Overall, there isn’t one simple fix to the kind of exposure to the faith that John Mulaney had growing up. Certainly, he could have used greater formation spiritually and intellectually and a more rich encounter with the fullness of the faith. Most importantly, he probably could have used mentors to disciple him. My own desire to evangelize the culture has been shaped by encounters with those like Mulaney. When you yourself have had the light of faith turned on and see the refulgence of Jesus and his Bride, the Church, your heart breaks for those for whom the faith that they walked away from was just awkward Sunday mornings in itchy clothes in strange smelling buildings.
Watching “Kid Gorgeous,” though, I can’t help but wonder if there is not still something of the faith that he is clinging to somewhere in his soul. There is the famous Shakespearan quote about people who “doth protest too much.” Whether it is comedians like Mulaney and Cook poking fun at their Catholic upbringing, or atheists like Maher and Dawkins constantly railing against religion, you can’t help but wonder: “Why bring it up so much at all?” There were a couple of people in grade school that I didn’t get along with very well at all and, to be honest with you, I rarely ever think about them and never bring them up in normal conversation at all. But there is something about Catholicism that just sticks with these people where they can’t quite get it out of their craw.
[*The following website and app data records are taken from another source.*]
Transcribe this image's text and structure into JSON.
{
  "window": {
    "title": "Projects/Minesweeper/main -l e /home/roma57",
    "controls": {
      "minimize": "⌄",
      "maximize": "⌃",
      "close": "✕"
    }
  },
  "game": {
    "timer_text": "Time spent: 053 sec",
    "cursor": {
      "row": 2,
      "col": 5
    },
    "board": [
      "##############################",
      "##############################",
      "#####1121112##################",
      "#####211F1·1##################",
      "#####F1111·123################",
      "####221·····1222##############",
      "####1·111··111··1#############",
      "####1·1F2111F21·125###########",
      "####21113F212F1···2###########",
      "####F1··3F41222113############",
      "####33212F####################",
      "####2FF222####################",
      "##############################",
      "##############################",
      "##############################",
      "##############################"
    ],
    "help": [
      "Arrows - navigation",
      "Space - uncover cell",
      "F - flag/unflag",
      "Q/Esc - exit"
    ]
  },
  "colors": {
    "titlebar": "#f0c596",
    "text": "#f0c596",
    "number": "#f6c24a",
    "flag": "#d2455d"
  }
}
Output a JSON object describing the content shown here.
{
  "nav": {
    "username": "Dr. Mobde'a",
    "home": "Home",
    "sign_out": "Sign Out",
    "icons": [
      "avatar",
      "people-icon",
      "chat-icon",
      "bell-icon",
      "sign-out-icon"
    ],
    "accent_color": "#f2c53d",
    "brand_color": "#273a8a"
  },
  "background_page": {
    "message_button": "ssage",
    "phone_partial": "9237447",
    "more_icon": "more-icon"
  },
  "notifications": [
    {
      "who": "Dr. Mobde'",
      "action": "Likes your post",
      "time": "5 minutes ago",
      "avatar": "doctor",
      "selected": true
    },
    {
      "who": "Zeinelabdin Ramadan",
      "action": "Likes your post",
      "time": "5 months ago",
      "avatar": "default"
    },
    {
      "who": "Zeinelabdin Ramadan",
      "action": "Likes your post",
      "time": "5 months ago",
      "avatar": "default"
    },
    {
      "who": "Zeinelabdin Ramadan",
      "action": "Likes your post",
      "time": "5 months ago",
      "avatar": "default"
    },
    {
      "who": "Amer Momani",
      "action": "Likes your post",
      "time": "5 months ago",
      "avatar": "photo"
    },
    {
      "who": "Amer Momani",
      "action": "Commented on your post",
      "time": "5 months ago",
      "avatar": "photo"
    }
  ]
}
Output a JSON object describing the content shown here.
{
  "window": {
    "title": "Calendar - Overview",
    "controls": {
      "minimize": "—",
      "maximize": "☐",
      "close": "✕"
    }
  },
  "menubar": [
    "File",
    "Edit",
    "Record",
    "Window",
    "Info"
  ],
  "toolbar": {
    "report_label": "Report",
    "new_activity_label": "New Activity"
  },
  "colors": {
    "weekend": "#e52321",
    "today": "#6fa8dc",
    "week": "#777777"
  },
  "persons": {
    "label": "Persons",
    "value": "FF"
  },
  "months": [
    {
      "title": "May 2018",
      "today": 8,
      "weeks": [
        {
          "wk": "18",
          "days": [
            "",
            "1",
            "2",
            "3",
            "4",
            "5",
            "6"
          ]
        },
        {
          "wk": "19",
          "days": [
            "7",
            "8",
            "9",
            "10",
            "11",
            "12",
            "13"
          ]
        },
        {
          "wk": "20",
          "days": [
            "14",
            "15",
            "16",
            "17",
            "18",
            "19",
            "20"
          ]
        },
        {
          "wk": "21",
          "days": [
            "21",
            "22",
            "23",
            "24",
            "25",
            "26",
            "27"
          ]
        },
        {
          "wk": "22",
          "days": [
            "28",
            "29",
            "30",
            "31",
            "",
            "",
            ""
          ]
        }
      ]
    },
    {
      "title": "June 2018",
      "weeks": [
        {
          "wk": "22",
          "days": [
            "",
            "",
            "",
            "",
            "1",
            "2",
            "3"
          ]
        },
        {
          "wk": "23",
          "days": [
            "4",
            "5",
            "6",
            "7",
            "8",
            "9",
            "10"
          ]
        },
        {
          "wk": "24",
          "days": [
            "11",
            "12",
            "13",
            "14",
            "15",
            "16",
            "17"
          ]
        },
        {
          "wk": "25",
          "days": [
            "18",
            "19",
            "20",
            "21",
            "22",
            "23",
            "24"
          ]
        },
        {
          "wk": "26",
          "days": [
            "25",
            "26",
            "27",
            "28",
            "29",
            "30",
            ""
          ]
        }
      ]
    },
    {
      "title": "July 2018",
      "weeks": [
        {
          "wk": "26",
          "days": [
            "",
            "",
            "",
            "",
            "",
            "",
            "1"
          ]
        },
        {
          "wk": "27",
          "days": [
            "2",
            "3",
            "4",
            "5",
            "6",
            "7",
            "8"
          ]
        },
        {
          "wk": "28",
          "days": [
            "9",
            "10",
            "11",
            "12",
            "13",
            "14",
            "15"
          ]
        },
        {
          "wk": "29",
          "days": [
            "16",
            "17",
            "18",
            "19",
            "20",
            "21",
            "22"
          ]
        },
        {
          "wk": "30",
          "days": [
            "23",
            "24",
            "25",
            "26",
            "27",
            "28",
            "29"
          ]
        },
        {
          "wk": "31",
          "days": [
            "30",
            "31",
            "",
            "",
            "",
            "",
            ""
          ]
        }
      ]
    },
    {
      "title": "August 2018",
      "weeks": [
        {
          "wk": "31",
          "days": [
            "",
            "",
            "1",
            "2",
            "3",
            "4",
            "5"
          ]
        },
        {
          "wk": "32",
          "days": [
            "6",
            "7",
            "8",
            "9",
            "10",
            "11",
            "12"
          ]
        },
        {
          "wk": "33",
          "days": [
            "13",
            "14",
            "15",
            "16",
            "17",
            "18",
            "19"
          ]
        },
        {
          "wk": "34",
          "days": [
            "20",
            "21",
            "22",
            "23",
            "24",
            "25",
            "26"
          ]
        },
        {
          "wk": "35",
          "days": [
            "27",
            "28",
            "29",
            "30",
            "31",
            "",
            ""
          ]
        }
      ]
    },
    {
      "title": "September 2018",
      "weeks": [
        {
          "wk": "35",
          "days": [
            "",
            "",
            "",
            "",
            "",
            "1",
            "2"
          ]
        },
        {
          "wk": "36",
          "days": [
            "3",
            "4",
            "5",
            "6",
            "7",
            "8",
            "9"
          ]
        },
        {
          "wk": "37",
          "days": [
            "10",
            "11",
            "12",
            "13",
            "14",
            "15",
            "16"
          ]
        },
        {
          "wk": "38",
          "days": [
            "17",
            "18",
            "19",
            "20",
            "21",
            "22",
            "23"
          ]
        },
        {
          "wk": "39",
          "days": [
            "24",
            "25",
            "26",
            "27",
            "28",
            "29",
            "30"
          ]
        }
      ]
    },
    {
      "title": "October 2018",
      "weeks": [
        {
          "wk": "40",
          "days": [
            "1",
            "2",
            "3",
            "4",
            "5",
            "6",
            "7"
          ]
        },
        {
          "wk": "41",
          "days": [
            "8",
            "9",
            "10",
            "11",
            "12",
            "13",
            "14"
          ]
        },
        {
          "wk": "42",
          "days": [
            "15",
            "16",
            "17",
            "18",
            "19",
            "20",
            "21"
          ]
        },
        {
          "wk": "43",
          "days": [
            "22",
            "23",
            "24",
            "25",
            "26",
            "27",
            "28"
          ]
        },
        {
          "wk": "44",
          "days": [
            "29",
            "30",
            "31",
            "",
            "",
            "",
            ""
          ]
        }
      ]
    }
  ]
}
If it was truly as inconsequential and irrelevant as it would seem they feel it is, why does it seem to come up in conversation so often? Christ-haunted, indeed.